The most common CHD in the adult patient population is an atrial septal defect due to its asymptomatic nature in early life. However, when diagnosis and treatment are delayed, pulmonary arterial hypertension may develop as a long-term complication, sometimes before adulthood. The presence of PAH adversely affects the results of surgical treatment and may even eliminate the feasibility of surgery in some patients. In such patients who have high pulmonary artery pressure and pulmonary vascular resistance at the margin of inoperability, the response to the acute vasoreactivity test determines the treatment modality.

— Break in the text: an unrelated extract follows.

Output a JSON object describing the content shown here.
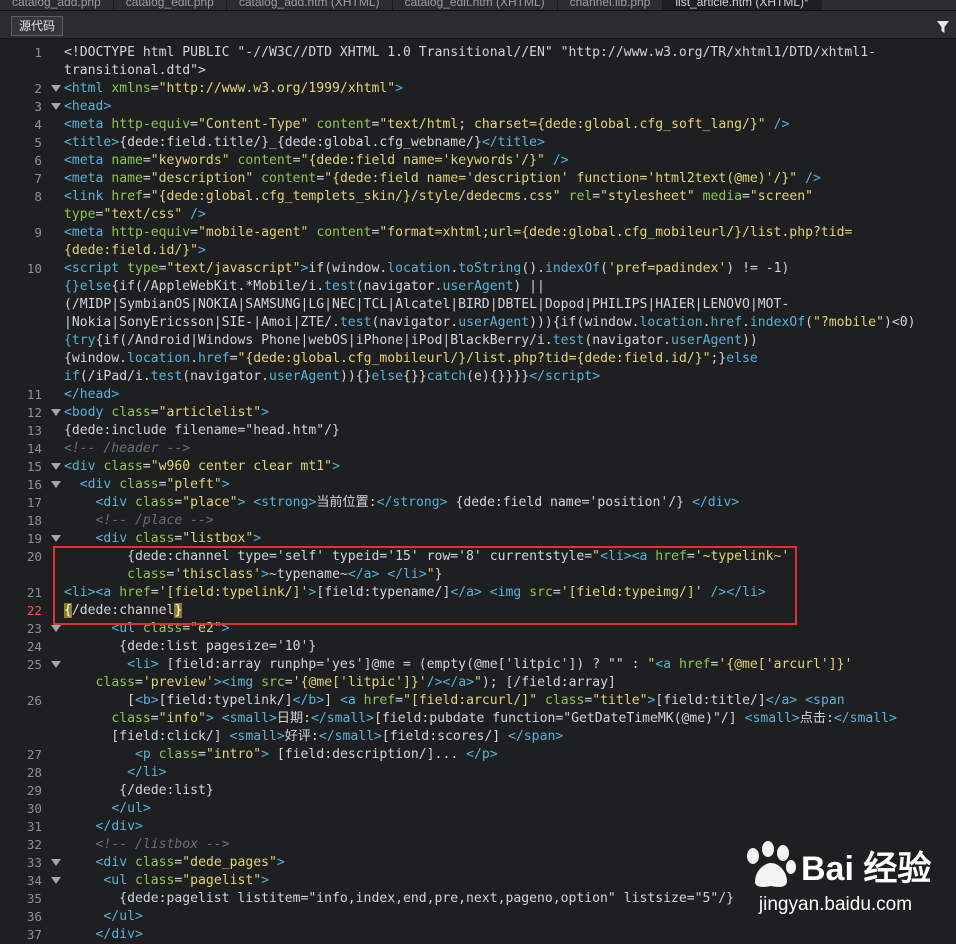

In our retrospective study, a total of 906 patients who underwent ASD closure between January, 2011 and November, 2020, seven of which had undergone the fenestrated patch procedure after they were identified to have high PAP, but positive AVT test response were included. Short-term follow-up of patients with fenestrated ASD patches revealed decreased pulmonary pressure, regression in NYHA classification, and improvement in symptoms.
The fenestrated patch technique should be kept in mind as an option to expand the surgical spectrum in the treatment of patients with high pulmonary pressures, where complete closure is risky. It appears that the fenestrated patch technique is a safe approach in the management of pulmonary hypertension in patients with ASD who have pulmonary hypertension, according to short- and midterm follow-up findings.